• RECORDS SUPPLIED:
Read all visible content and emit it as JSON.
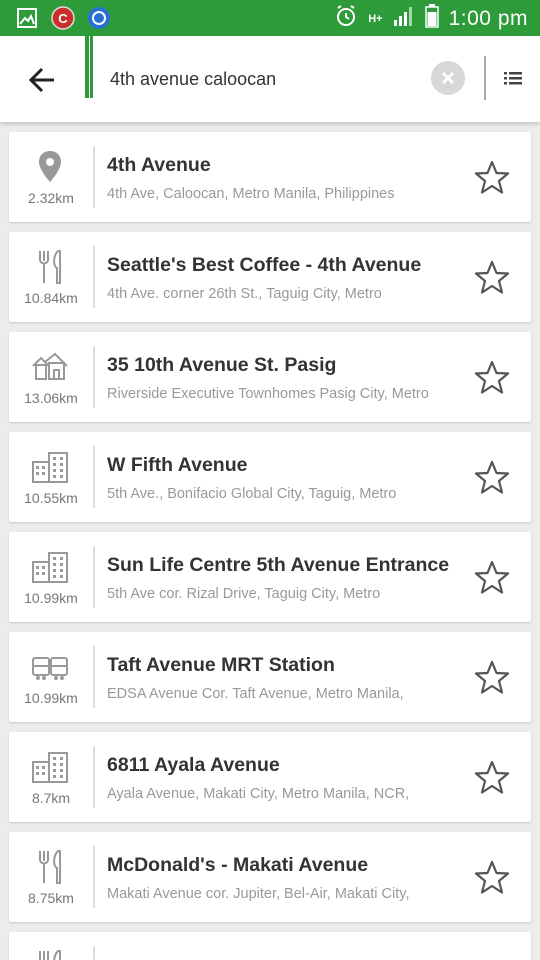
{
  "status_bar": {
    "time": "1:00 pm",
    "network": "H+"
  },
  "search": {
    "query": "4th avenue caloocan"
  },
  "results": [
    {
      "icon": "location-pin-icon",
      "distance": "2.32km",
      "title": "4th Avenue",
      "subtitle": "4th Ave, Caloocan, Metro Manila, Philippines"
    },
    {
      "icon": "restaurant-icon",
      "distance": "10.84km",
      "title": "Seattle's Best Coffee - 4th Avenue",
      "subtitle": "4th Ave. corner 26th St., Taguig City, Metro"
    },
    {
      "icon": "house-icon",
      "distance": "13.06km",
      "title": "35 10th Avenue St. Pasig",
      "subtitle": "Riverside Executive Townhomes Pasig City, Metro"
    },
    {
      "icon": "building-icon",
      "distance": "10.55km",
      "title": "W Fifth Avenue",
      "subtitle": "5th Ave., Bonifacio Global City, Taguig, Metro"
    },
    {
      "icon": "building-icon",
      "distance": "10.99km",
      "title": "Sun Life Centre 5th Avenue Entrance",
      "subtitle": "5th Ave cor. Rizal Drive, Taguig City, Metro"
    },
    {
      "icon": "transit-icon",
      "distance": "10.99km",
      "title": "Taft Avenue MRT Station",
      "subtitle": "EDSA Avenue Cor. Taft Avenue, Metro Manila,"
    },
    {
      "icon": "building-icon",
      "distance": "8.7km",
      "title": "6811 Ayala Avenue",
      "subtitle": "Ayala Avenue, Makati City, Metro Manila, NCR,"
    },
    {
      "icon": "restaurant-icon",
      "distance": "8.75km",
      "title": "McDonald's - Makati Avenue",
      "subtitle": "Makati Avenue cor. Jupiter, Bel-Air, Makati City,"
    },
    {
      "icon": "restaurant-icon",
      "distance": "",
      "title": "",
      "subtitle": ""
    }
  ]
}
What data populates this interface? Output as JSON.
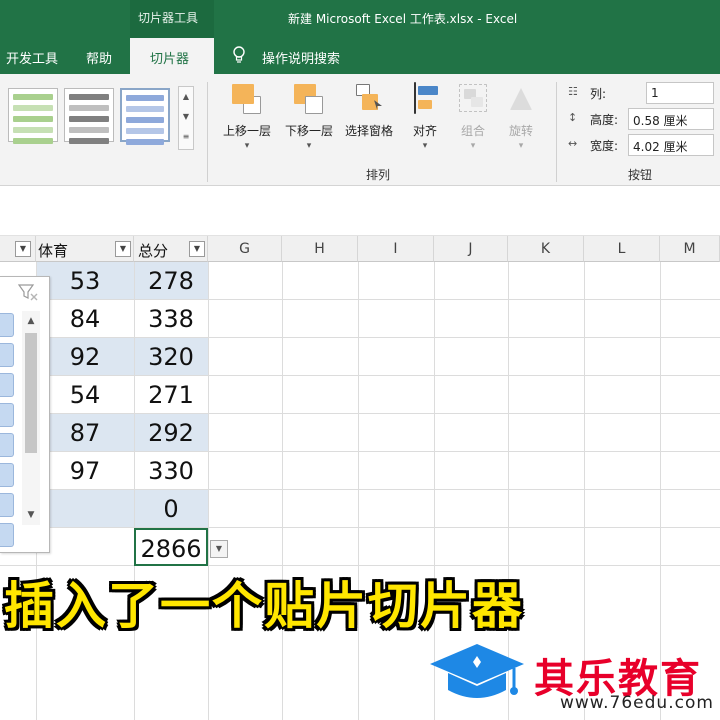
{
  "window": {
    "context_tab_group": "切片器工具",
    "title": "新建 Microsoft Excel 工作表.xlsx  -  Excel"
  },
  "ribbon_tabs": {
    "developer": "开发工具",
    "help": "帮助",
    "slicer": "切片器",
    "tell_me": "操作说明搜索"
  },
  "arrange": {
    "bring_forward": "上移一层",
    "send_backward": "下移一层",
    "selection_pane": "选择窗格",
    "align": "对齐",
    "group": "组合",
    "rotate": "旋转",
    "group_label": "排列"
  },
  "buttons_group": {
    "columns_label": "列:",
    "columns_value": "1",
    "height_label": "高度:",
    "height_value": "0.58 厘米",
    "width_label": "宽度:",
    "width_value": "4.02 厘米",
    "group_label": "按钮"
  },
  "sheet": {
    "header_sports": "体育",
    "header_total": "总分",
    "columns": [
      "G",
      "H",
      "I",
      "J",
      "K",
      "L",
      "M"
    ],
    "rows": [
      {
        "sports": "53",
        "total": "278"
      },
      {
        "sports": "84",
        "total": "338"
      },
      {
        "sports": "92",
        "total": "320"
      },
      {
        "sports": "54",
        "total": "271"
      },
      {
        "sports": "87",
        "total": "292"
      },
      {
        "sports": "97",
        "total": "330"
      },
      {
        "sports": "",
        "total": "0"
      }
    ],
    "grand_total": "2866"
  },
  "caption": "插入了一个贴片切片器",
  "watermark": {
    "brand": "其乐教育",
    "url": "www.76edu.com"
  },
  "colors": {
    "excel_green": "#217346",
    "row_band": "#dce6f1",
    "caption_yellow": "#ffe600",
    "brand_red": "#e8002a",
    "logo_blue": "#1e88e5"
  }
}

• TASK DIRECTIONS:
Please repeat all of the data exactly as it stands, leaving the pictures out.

• YOUR RESPONSE:
Read all visible content and emit it as JSON.
{
  "status_bar": {
    "time": "1:00 pm",
    "network": "H+"
  },
  "search": {
    "query": "4th avenue caloocan"
  },
  "results": [
    {
      "icon": "location-pin-icon",
      "distance": "2.32km",
      "title": "4th Avenue",
      "subtitle": "4th Ave, Caloocan, Metro Manila, Philippines"
    },
    {
      "icon": "restaurant-icon",
      "distance": "10.84km",
      "title": "Seattle's Best Coffee - 4th Avenue",
      "subtitle": "4th Ave. corner 26th St., Taguig City, Metro"
    },
    {
      "icon": "house-icon",
      "distance": "13.06km",
      "title": "35 10th Avenue St. Pasig",
      "subtitle": "Riverside Executive Townhomes Pasig City, Metro"
    },
    {
      "icon": "building-icon",
      "distance": "10.55km",
      "title": "W Fifth Avenue",
      "subtitle": "5th Ave., Bonifacio Global City, Taguig, Metro"
    },
    {
      "icon": "building-icon",
      "distance": "10.99km",
      "title": "Sun Life Centre 5th Avenue Entrance",
      "subtitle": "5th Ave cor. Rizal Drive, Taguig City, Metro"
    },
    {
      "icon": "transit-icon",
      "distance": "10.99km",
      "title": "Taft Avenue MRT Station",
      "subtitle": "EDSA Avenue Cor. Taft Avenue, Metro Manila,"
    },
    {
      "icon": "building-icon",
      "distance": "8.7km",
      "title": "6811 Ayala Avenue",
      "subtitle": "Ayala Avenue, Makati City, Metro Manila, NCR,"
    },
    {
      "icon": "restaurant-icon",
      "distance": "8.75km",
      "title": "McDonald's - Makati Avenue",
      "subtitle": "Makati Avenue cor. Jupiter, Bel-Air, Makati City,"
    },
    {
      "icon": "restaurant-icon",
      "distance": "",
      "title": "",
      "subtitle": ""
    }
  ]
}
What data populates this interface? Output as JSON.
{
  "window": {
    "context_tab_group": "切片器工具",
    "title": "新建 Microsoft Excel 工作表.xlsx  -  Excel"
  },
  "ribbon_tabs": {
    "developer": "开发工具",
    "help": "帮助",
    "slicer": "切片器",
    "tell_me": "操作说明搜索"
  },
  "arrange": {
    "bring_forward": "上移一层",
    "send_backward": "下移一层",
    "selection_pane": "选择窗格",
    "align": "对齐",
    "group": "组合",
    "rotate": "旋转",
    "group_label": "排列"
  },
  "buttons_group": {
    "columns_label": "列:",
    "columns_value": "1",
    "height_label": "高度:",
    "height_value": "0.58 厘米",
    "width_label": "宽度:",
    "width_value": "4.02 厘米",
    "group_label": "按钮"
  },
  "sheet": {
    "header_sports": "体育",
    "header_total": "总分",
    "columns": [
      "G",
      "H",
      "I",
      "J",
      "K",
      "L",
      "M"
    ],
    "rows": [
      {
        "sports": "53",
        "total": "278"
      },
      {
        "sports": "84",
        "total": "338"
      },
      {
        "sports": "92",
        "total": "320"
      },
      {
        "sports": "54",
        "total": "271"
      },
      {
        "sports": "87",
        "total": "292"
      },
      {
        "sports": "97",
        "total": "330"
      },
      {
        "sports": "",
        "total": "0"
      }
    ],
    "grand_total": "2866"
  },
  "caption": "插入了一个贴片切片器",
  "watermark": {
    "brand": "其乐教育",
    "url": "www.76edu.com"
  },
  "colors": {
    "excel_green": "#217346",
    "row_band": "#dce6f1",
    "caption_yellow": "#ffe600",
    "brand_red": "#e8002a",
    "logo_blue": "#1e88e5"
  }
}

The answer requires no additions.